Guatemala City, Guatemala – The United States government plans to analyse the effects of climate change on migration, including potential legal protections – a move that migrant and refugee rights advocates say is a crucial step in the right direction.
In a February 4 executive order otherwise focused on refugee resettlement issues, US President Joe Biden instructed officials to examine climate-related displacement and migration and to submit a report within six months.
The report will discuss various aspects of climate-related migration, including ramifications on security and foreign aid. Importantly, it will also examine “options for protection and resettlement of individuals displaced directly or indirectly from climate change”.
The inclusion of climate-related migration and protections so early in Biden’s administration is an unexpected, unprecedented and welcome move, said Kayly Ober, who manages the Climate Displacement Program at Refugees International, an NGO based in Washington, DC.
“It is a big deal,” Ober told Al Jazeera. “This is an indication that the conversation has shifted.”
Regardless of how much progress is made on reducing carbon emissions, the effects of climate change will continue to displace millions of people, both internally and across borders.
Some 24 million people were displaced by weather-related disasters – which have worsened due to climate change – in 2019 alone, according to the Internal Displacement Monitoring Centre.
“The climate emergency is the defining crisis of our time. But less discussed is what is going to happen to the tens of millions of people on the front lines of this emergency,” said Andrew Harper, special adviser on climate action at the United Nations refugee agency (UNHCR).
“We are already seeing more people being displaced by climate and extreme weather events than by conflict.
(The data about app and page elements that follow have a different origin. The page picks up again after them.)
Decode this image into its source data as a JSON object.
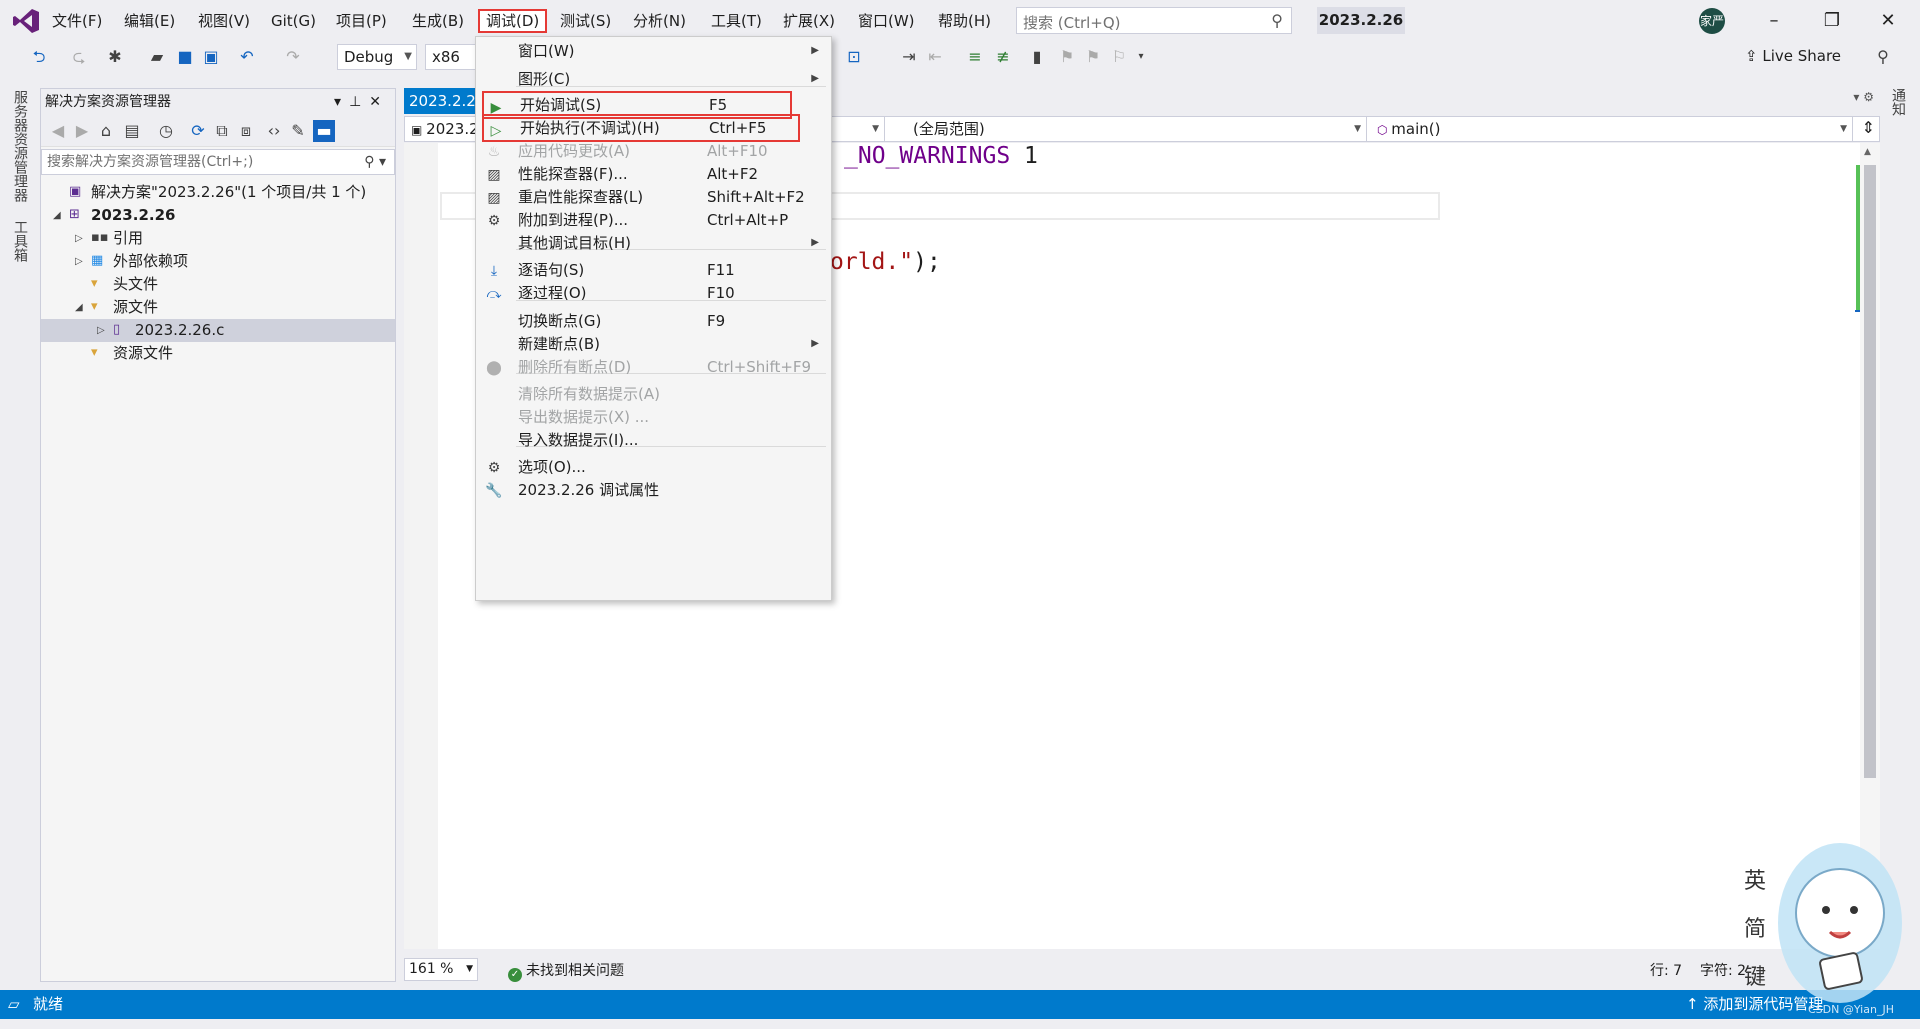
{
  "menubar": {
    "items": [
      "文件(F)",
      "编辑(E)",
      "视图(V)",
      "Git(G)",
      "项目(P)",
      "生成(B)",
      "调试(D)",
      "测试(S)",
      "分析(N)",
      "工具(T)",
      "扩展(X)",
      "窗口(W)",
      "帮助(H)"
    ],
    "active": "调试(D)"
  },
  "search": {
    "placeholder": "搜索 (Ctrl+Q)"
  },
  "solution_name": "2023.2.26",
  "account_initials": "家严",
  "window_controls": {
    "minimize": "–",
    "restore": "❐",
    "close": "✕"
  },
  "toolbar": {
    "config": "Debug",
    "platform": "x86",
    "live_share": "Live Share"
  },
  "left_tabs": [
    "服务器资源管理器",
    "工具箱"
  ],
  "right_tabs": [
    "通知"
  ],
  "solution_explorer": {
    "title": "解决方案资源管理器",
    "search_placeholder": "搜索解决方案资源管理器(Ctrl+;)",
    "tree": [
      {
        "label": "解决方案\"2023.2.26\"(1 个项目/共 1 个)",
        "level": 0,
        "expander": "",
        "icon": "solution-icon",
        "bold": false
      },
      {
        "label": "2023.2.26",
        "level": 0,
        "expander": "◢",
        "icon": "project-icon",
        "bold": true
      },
      {
        "label": "引用",
        "level": 1,
        "expander": "▷",
        "icon": "references-icon",
        "bold": false
      },
      {
        "label": "外部依赖项",
        "level": 1,
        "expander": "▷",
        "icon": "external-deps-icon",
        "bold": false
      },
      {
        "label": "头文件",
        "level": 1,
        "expander": "",
        "icon": "filter-icon",
        "bold": false
      },
      {
        "label": "源文件",
        "level": 1,
        "expander": "◢",
        "icon": "filter-icon",
        "bold": false
      },
      {
        "label": "2023.2.26.c",
        "level": 2,
        "expander": "▷",
        "icon": "c-file-icon",
        "bold": false
      },
      {
        "label": "资源文件",
        "level": 1,
        "expander": "",
        "icon": "filter-icon",
        "bold": false
      }
    ],
    "selected": "2023.2.26.c"
  },
  "editor": {
    "tab_label": "2023.2.26",
    "nav_file": "2023.2",
    "nav_scope": "(全局范围)",
    "nav_member": "main()",
    "code_visible": [
      {
        "text": "_NO_WARNINGS",
        "color": "#6f008a"
      },
      {
        "text": " 1",
        "color": "#1e1e1e"
      },
      {
        "text": "orld.\"",
        "color": "#a31515"
      },
      {
        "text": ");",
        "color": "#1e1e1e"
      }
    ],
    "zoom": "161 %",
    "issues": "未找到相关问题",
    "line": "行: 7",
    "col": "字符: 2"
  },
  "debug_menu": {
    "items": [
      {
        "label": "窗口(W)",
        "shortcut": "",
        "icon": "",
        "submenu": true,
        "disabled": false,
        "highlighted": false
      },
      {
        "label": "图形(C)",
        "shortcut": "",
        "icon": "",
        "submenu": true,
        "disabled": false,
        "highlighted": false
      },
      {
        "label": "开始调试(S)",
        "shortcut": "F5",
        "icon": "play-icon",
        "submenu": false,
        "disabled": false,
        "highlighted": true
      },
      {
        "label": "开始执行(不调试)(H)",
        "shortcut": "Ctrl+F5",
        "icon": "play-outline-icon",
        "submenu": false,
        "disabled": false,
        "highlighted": true
      },
      {
        "label": "应用代码更改(A)",
        "shortcut": "Alt+F10",
        "icon": "flame-icon",
        "submenu": false,
        "disabled": true,
        "highlighted": false
      },
      {
        "label": "性能探查器(F)...",
        "shortcut": "Alt+F2",
        "icon": "profiler-icon",
        "submenu": false,
        "disabled": false,
        "highlighted": false
      },
      {
        "label": "重启性能探查器(L)",
        "shortcut": "Shift+Alt+F2",
        "icon": "profiler-restart-icon",
        "submenu": false,
        "disabled": false,
        "highlighted": false
      },
      {
        "label": "附加到进程(P)...",
        "shortcut": "Ctrl+Alt+P",
        "icon": "attach-icon",
        "submenu": false,
        "disabled": false,
        "highlighted": false
      },
      {
        "label": "其他调试目标(H)",
        "shortcut": "",
        "icon": "",
        "submenu": true,
        "disabled": false,
        "highlighted": false
      },
      {
        "label": "逐语句(S)",
        "shortcut": "F11",
        "icon": "step-into-icon",
        "submenu": false,
        "disabled": false,
        "highlighted": false
      },
      {
        "label": "逐过程(O)",
        "shortcut": "F10",
        "icon": "step-over-icon",
        "submenu": false,
        "disabled": false,
        "highlighted": false
      },
      {
        "label": "切换断点(G)",
        "shortcut": "F9",
        "icon": "",
        "submenu": false,
        "disabled": false,
        "highlighted": false
      },
      {
        "label": "新建断点(B)",
        "shortcut": "",
        "icon": "",
        "submenu": true,
        "disabled": false,
        "highlighted": false
      },
      {
        "label": "删除所有断点(D)",
        "shortcut": "Ctrl+Shift+F9",
        "icon": "delete-breakpoints-icon",
        "submenu": false,
        "disabled": true,
        "highlighted": false
      },
      {
        "label": "清除所有数据提示(A)",
        "shortcut": "",
        "icon": "",
        "submenu": false,
        "disabled": true,
        "highlighted": false
      },
      {
        "label": "导出数据提示(X) ...",
        "shortcut": "",
        "icon": "",
        "submenu": false,
        "disabled": true,
        "highlighted": false
      },
      {
        "label": "导入数据提示(I)...",
        "shortcut": "",
        "icon": "",
        "submenu": false,
        "disabled": false,
        "highlighted": false
      },
      {
        "label": "选项(O)...",
        "shortcut": "",
        "icon": "gear-icon",
        "submenu": false,
        "disabled": false,
        "highlighted": false
      },
      {
        "label": "2023.2.26 调试属性",
        "shortcut": "",
        "icon": "wrench-icon",
        "submenu": false,
        "disabled": false,
        "highlighted": false
      }
    ]
  },
  "statusbar": {
    "ready": "就绪",
    "add_source": "添加到源代码管理"
  },
  "watermark": "CSDN @Yian_JH",
  "colors": {
    "accent": "#007acc",
    "highlight_border": "#e53935",
    "play_green": "#388e3c"
  }
}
There is no safe place from climate change, so we need to treat it as the global emergency that it is,” Harper told Al Jazeera.
In a report on Thursday, Refugees International offered guidance for the Biden administration on re-engaging with multilateral initiatives, minimising displacement and seeking regional solutions.
The report, At a Climate Change Crossroads, also detailed concrete recommendations related to migrant admissions and regularisation, including adjustments to Temporary Protected Status (TPS), one of the only protections in the US that can possibly be climate related.
TPS has allowed people from specific countries to remain in the US when their countries of origin were hit by environmental catastrophes, such as earthquakes in El Salvador in 2001 and Haiti in 2010, and a hurricane in Honduras and Nicaragua in 1998.
But the programme’s short-term renewable nature leaves some people in limbo for decades, and Refugees International said the US should make a pathway to permanent residence and citizenship available after five years.
The advocacy group also recommended the US government incorporate climate factors in its refugee eligibility determination system to reflect UNHCR considerations.
It said that could be done in a lesson plan provided to officials assessing eligibility, without the need for any legislative reform.
Some countries and regions have more inclusive refugee and asylum eligibility frameworks, but the international standard is the 1951 Refugee Convention established following WWII.
Climate change displacement does not fit with the admissibility criteria, which requires a well-founded fear of targeted persecution.
The UNHCR has noted, however, that convention protections may be applicable in some cases, particularly “where the effects of climate change and disaster interact with violence, conflict or persecution that lead to displacement”.
The situation is complicated by the fact that climate change is more often than not one contributing factor to displacement, the Center for Strategic and International Studies, a US-based think-tank, said in a policy brief last year.
That is the case for many Honduran migrants and asylum seekers fleeing north in recent months, following the widespread devastation from Eta and Iota, two hurricanes that swept through the region last November.
Any Ortega was one of hundreds of thousands of Hondurans displaced by flooding caused by the storms. Many have since been able to return home, but tens of thousands of people, including Ortega, are unable to do so.
When the hurricanes hit, Ortega and her family first lived under a bridge in northwest Honduras. But a lack of employment opportunities and government assistance drove Ortega to join a 7,500-strong migrant caravan last month.
“If I don’t work, she doesn’t eat,” Ortega said of her mother.
Guatemalan police and military forces disbanded the migrant caravan, but Ortega told Al Jazeera she made it past the checkpoints and about 35km into Mexico, where she was finally stopped by officials and sent back to Honduras.
Report’s framing key
While the willingness of the Biden administration to analyse climate-related migration and discuss potential protections is unprecedented, Refugees International’s Ober said it is important to remember that, at the moment, the order is just for a report.
“What is really important is how the report is framed,” she said, highlighting concerns the officials involved will focus on national security issues instead of taking a humanitarian approach.
The executive order directs the national security adviser to prepare the report in consultation with the director of national intelligence, the head of the US Agency for International Development, and the secretaries of state, defence and homeland security.
“It will be up to advocacy groups and people such as myself to hold them to account,” said Ober.